Task to carry out: Check each line of the entries for "Leão" and report the ones that have it.

Task input:
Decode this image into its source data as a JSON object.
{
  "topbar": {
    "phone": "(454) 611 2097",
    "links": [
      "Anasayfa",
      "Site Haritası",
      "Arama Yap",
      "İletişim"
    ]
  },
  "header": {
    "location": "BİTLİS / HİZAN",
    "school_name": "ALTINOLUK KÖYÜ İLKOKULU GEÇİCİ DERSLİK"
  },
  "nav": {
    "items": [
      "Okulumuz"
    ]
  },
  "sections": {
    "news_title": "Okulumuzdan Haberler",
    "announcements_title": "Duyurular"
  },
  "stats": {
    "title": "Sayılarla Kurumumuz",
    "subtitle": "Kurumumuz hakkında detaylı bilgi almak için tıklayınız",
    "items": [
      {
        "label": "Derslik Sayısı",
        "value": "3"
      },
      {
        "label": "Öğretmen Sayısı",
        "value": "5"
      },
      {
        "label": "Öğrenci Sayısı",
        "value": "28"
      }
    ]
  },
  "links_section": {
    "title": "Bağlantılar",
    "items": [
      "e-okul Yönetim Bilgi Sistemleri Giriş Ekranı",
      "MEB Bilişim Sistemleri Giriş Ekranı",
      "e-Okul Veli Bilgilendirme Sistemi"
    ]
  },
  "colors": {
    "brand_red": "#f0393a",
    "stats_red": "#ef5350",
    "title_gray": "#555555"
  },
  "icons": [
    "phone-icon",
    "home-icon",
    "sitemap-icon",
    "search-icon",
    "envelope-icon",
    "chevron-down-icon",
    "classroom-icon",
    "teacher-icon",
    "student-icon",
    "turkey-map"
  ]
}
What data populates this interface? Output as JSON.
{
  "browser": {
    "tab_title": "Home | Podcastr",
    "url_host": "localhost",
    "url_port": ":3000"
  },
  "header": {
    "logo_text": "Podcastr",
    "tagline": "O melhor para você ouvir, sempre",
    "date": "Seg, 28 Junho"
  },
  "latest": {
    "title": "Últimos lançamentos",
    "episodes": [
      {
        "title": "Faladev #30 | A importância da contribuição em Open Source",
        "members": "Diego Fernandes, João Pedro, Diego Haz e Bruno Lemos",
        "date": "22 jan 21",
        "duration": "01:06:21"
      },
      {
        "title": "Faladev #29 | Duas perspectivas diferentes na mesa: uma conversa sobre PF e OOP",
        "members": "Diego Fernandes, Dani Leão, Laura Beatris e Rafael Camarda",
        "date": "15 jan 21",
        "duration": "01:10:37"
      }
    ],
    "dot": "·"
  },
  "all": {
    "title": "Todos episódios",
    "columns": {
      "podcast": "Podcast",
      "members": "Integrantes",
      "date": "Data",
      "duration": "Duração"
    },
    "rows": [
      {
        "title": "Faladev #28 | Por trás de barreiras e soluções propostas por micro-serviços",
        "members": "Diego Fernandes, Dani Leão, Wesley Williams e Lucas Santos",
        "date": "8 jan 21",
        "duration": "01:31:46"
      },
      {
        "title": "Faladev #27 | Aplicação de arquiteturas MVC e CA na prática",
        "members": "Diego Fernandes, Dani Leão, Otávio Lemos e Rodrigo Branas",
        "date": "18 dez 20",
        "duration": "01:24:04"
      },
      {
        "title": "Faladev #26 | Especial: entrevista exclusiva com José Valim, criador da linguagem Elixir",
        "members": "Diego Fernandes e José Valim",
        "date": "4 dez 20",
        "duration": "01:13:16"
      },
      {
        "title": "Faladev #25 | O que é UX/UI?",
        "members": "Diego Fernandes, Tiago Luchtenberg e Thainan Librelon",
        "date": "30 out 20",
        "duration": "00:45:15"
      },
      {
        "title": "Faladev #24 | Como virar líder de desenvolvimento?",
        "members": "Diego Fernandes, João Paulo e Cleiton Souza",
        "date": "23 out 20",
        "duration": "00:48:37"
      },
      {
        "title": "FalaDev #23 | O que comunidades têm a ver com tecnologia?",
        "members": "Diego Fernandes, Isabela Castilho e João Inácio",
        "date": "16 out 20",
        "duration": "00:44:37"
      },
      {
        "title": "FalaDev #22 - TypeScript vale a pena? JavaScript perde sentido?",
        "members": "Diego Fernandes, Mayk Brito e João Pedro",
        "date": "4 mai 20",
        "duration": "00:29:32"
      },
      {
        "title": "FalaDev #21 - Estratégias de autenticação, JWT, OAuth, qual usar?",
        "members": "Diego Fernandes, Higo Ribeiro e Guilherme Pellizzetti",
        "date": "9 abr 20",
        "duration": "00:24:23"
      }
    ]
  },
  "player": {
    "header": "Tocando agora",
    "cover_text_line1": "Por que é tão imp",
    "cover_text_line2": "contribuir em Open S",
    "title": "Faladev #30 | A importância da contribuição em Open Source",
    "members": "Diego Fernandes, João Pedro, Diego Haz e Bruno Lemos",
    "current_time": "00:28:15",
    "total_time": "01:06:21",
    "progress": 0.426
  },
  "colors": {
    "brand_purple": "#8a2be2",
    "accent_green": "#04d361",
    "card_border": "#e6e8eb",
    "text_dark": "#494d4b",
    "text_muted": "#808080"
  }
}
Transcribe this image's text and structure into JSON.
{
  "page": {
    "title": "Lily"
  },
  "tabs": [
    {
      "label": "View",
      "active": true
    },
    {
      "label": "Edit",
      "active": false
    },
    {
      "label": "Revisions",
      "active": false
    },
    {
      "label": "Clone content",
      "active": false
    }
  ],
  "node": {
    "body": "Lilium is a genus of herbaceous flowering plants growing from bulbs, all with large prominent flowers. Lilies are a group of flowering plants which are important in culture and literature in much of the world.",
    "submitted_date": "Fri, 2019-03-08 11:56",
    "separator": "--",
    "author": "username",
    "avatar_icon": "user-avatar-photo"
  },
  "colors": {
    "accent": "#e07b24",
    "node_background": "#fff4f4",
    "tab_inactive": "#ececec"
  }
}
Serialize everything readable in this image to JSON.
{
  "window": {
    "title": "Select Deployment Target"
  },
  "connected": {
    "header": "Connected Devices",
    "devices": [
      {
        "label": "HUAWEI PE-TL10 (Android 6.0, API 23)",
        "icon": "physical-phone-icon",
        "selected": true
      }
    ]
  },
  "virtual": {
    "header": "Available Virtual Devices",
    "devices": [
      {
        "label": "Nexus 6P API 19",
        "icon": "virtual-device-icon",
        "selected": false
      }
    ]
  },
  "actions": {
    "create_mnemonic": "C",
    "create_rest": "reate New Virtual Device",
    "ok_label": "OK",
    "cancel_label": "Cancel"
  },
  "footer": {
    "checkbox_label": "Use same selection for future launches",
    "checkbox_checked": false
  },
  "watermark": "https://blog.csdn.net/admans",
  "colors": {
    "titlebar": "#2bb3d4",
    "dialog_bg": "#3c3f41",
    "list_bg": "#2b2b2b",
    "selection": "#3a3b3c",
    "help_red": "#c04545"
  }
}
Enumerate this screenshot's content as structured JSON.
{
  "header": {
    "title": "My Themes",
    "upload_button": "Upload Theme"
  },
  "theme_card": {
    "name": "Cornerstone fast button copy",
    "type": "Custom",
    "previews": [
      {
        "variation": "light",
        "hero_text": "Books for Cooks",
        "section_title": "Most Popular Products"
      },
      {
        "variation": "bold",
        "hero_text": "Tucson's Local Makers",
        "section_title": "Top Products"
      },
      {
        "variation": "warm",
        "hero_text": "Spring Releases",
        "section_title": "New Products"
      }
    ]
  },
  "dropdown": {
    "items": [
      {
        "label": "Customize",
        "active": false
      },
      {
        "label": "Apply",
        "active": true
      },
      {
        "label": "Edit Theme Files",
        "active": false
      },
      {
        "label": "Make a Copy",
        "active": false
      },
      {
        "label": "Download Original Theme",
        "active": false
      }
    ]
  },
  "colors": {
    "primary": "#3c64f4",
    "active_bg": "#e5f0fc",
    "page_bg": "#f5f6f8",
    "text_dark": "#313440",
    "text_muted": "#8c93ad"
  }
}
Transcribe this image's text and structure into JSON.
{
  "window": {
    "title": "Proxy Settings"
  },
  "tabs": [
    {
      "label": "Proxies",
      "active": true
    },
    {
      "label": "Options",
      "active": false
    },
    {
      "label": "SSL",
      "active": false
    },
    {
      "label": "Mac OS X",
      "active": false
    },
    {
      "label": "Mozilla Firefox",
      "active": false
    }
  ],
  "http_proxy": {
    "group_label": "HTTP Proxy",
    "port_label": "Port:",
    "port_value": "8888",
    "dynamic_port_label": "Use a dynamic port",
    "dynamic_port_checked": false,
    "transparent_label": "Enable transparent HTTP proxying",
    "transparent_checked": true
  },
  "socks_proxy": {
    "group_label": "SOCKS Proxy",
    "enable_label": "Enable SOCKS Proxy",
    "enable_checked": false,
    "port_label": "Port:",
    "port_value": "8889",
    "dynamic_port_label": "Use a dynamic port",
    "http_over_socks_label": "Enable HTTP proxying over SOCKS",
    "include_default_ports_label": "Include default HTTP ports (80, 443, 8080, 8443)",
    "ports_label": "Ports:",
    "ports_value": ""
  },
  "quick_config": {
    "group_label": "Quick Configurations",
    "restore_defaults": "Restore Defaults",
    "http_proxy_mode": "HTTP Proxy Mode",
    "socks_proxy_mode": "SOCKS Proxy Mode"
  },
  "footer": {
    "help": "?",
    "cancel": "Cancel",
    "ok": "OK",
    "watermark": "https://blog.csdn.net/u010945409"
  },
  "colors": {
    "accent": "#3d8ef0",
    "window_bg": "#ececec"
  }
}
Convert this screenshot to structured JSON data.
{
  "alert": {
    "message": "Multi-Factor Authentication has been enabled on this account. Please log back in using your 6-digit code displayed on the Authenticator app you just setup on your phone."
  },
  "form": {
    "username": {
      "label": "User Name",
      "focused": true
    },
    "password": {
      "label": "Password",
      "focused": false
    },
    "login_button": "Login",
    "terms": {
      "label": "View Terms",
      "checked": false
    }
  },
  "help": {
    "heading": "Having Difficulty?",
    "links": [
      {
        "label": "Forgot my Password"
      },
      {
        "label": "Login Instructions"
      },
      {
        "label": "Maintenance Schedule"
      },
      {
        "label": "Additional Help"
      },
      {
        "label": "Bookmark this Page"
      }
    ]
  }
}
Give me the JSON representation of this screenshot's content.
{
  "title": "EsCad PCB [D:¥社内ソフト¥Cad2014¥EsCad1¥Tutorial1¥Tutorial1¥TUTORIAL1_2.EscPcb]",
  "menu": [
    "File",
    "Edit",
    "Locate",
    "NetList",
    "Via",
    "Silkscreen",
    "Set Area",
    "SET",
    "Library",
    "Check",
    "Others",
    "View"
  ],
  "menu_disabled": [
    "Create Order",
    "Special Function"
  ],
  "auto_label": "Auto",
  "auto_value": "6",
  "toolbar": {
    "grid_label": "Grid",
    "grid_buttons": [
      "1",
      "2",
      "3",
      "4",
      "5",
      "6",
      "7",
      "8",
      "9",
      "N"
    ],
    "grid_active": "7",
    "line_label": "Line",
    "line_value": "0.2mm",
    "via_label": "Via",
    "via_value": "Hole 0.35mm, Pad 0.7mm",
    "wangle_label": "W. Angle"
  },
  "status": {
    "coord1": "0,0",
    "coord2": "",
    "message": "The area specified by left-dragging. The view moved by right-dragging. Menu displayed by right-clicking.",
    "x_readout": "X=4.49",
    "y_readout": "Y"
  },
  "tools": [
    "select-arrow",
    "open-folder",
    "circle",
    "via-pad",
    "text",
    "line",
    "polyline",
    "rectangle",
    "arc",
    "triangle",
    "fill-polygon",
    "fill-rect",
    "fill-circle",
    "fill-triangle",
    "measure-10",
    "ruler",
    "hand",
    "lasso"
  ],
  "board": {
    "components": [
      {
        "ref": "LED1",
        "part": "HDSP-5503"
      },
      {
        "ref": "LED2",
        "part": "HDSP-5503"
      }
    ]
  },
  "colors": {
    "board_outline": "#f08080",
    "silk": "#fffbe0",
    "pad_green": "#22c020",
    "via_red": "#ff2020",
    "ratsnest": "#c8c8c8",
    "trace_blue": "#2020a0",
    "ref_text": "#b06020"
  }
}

Task output:
        "members": "Diego Fernandes, Dani Leão, Laura Beatris e Rafael Camarda",
        "members": "Diego Fernandes, Dani Leão, Wesley Williams e Lucas Santos",
        "members": "Diego Fernandes, Dani Leão, Otávio Lemos e Rodrigo Branas",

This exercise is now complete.